Group Claims Eliminating Sales Tax Would Create Thousands of Jobs
Tuesday, June 05, 2012
A conservative think tank is recommending that Rhode Island phase out the state sales tax.
According to a report issued by the Rhode Island Center for Freedom and Prosperity, doing so what would create over 21,000 jobs and make the Ocean State a hotbed for economic development.
In addition to creating jobs, the “Zero.Zero” report suggests that reductions in tax rates would pour hundreds of millions of dollars back into the economy, raise revenues for cities and towns and increase population in the state.
"Does anyone in the political class recognize that our state economy is failing? That our citizens are suffering? To suggest any increase in taxes guarantees that we will continue to limp along the same path that led us into this rut in the first place," said Mike Stenhouse, CEO for Center for Freedom and Prosperity. "It is alarming that the lack of jobs, the loss of population, and our state's dismal economic growth has merited virtually zero response from our public officials. Why are we not having a special session of the General Assembly this fall to deal with jobs?”
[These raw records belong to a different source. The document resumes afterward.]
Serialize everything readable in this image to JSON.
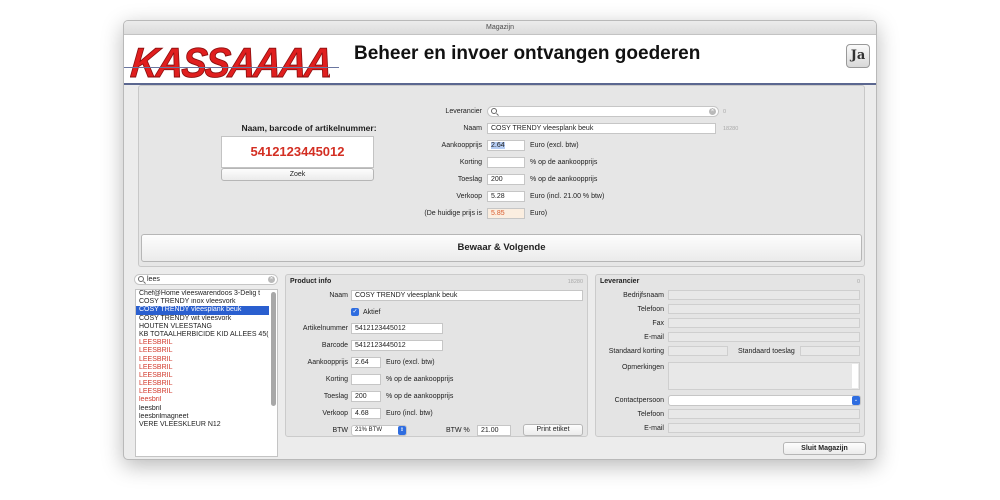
{
  "window": {
    "title": "Magazijn"
  },
  "header": {
    "logo_text": "KASSAAAAA",
    "title": "Beheer en invoer ontvangen goederen",
    "app_icon": "Ja"
  },
  "search": {
    "title": "Naam, barcode of artikelnummer:",
    "barcode": "5412123445012",
    "button": "Zoek"
  },
  "entry": {
    "leverancier_label": "Leverancier",
    "leverancier_value": "",
    "leverancier_count": "0",
    "naam_label": "Naam",
    "naam_value": "COSY  TRENDY vleesplank beuk",
    "naam_count": "18280",
    "aankoop_label": "Aankoopprijs",
    "aankoop_value": "2.64",
    "aankoop_unit": "Euro (excl. btw)",
    "korting_label": "Korting",
    "korting_value": "",
    "korting_unit": "% op de aankoopprijs",
    "toeslag_label": "Toeslag",
    "toeslag_value": "200",
    "toeslag_unit": "% op de aankoopprijs",
    "verkoop_label": "Verkoop",
    "verkoop_value": "5.28",
    "verkoop_unit": "Euro (incl. 21.00 % btw)",
    "huidige_label": "(De huidige prijs is",
    "huidige_value": "5.85",
    "huidige_unit": "Euro)"
  },
  "bewaar_button": "Bewaar & Volgende",
  "list": {
    "search_value": "lees",
    "items": [
      {
        "text": "Chef@Home vleeswarendoos 3-Delig t",
        "color": "normal"
      },
      {
        "text": "COSY  TRENDY inox vleesvork",
        "color": "normal"
      },
      {
        "text": "COSY  TRENDY vleesplank beuk",
        "color": "selected"
      },
      {
        "text": "COSY  TRENDY wit vleesvork",
        "color": "normal"
      },
      {
        "text": "HOUTEN VLEESTANG",
        "color": "normal"
      },
      {
        "text": "KB TOTAALHERBICIDE KID ALLEES 45(",
        "color": "normal"
      },
      {
        "text": "LEESBRIL",
        "color": "red"
      },
      {
        "text": "LEESBRIL",
        "color": "red"
      },
      {
        "text": "LEESBRIL",
        "color": "red"
      },
      {
        "text": "LEESBRIL",
        "color": "red"
      },
      {
        "text": "LEESBRIL",
        "color": "red"
      },
      {
        "text": "LEESBRIL",
        "color": "red"
      },
      {
        "text": "LEESBRIL",
        "color": "red"
      },
      {
        "text": "leesbril",
        "color": "red"
      },
      {
        "text": "leesbril",
        "color": "normal"
      },
      {
        "text": "leesbrilmagneet",
        "color": "normal"
      },
      {
        "text": "VERE VLEESKLEUR N12",
        "color": "normal"
      }
    ]
  },
  "product": {
    "title": "Product info",
    "count": "18280",
    "naam_label": "Naam",
    "naam_value": "COSY  TRENDY vleesplank beuk",
    "aktief_label": "Aktief",
    "artikel_label": "Artikelnummer",
    "artikel_value": "5412123445012",
    "barcode_label": "Barcode",
    "barcode_value": "5412123445012",
    "aankoop_label": "Aankoopprijs",
    "aankoop_value": "2.64",
    "aankoop_unit": "Euro (excl. btw)",
    "korting_label": "Korting",
    "korting_value": "",
    "korting_unit": "% op de aankoopprijs",
    "toeslag_label": "Toeslag",
    "toeslag_value": "200",
    "toeslag_unit": "% op de aankoopprijs",
    "verkoop_label": "Verkoop",
    "verkoop_value": "4.68",
    "verkoop_unit": "Euro (incl. btw)",
    "btw_label": "BTW",
    "btw_select": "21% BTW",
    "btw_pct_label": "BTW %",
    "btw_pct_value": "21.00",
    "print_button": "Print etiket"
  },
  "supplier": {
    "title": "Leverancier",
    "count": "0",
    "bedrijfsnaam": "Bedrijfsnaam",
    "telefoon": "Telefoon",
    "fax": "Fax",
    "email": "E-mail",
    "std_korting": "Standaard korting",
    "std_toeslag": "Standaard toeslag",
    "opmerkingen": "Opmerkingen",
    "contactpersoon": "Contactpersoon",
    "telefoon2": "Telefoon",
    "email2": "E-mail"
  },
  "sluit_button": "Sluit Magazijn",
  "colors": {
    "accent": "#2a5fcf",
    "price_red": "#d32f23",
    "logo_red": "#e01e1e"
  }
}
Only Alaska, Delaware, New Hampshire, Montana and Oregon currently do not have a general sales tax, although the exact stipulations vary by state. The plan would phase out the sales tax over a four-year period, which the organization says would increase the state’s GDP by “billions of dollars.”
Stenhouse criticized state leadership for not taking a more proactive approach when it comes to economic development in the state.
“The title of our report –“Zero.Zero” – reflects both the rate we suggest for the sales tax and, regrettably, the level of leadership state officials have shown. Instead of considering ways to reverse course and grow our economy, legislators are obsessed with perpetuating a failed budget,” he said. “We shouldn't just hope for change; we must enact proactive reforms to restore competitiveness to the Ocean State.”
In a release sent by the organization, Stenhouse criticized the $75 million loan guarantee that state granted to Curt Schilling’s 38 Studios and suggested his plan would create thousands of jobs as opposed to the 450 Schilling said he would create.
“Cronyism must be replaced with policies that will attract a broad range of businesses. Only dramatic reform can produce dramatic improvement," he said
Stenhouse said he hopes the report will spur debate in Rhode Island about public policy alternatives that should be considered to restore prosperity.
"For too long, policymakers have considered only two options: raising taxes or doing nothing,” he said. “Both of these have clearly failed our citizens. A third option - reducing the tax burden on Rhode Island residents and businesses - must now be considered. Rigorous debate about eliminating the sales tax must take place in Rhode Island before the next legislative session.”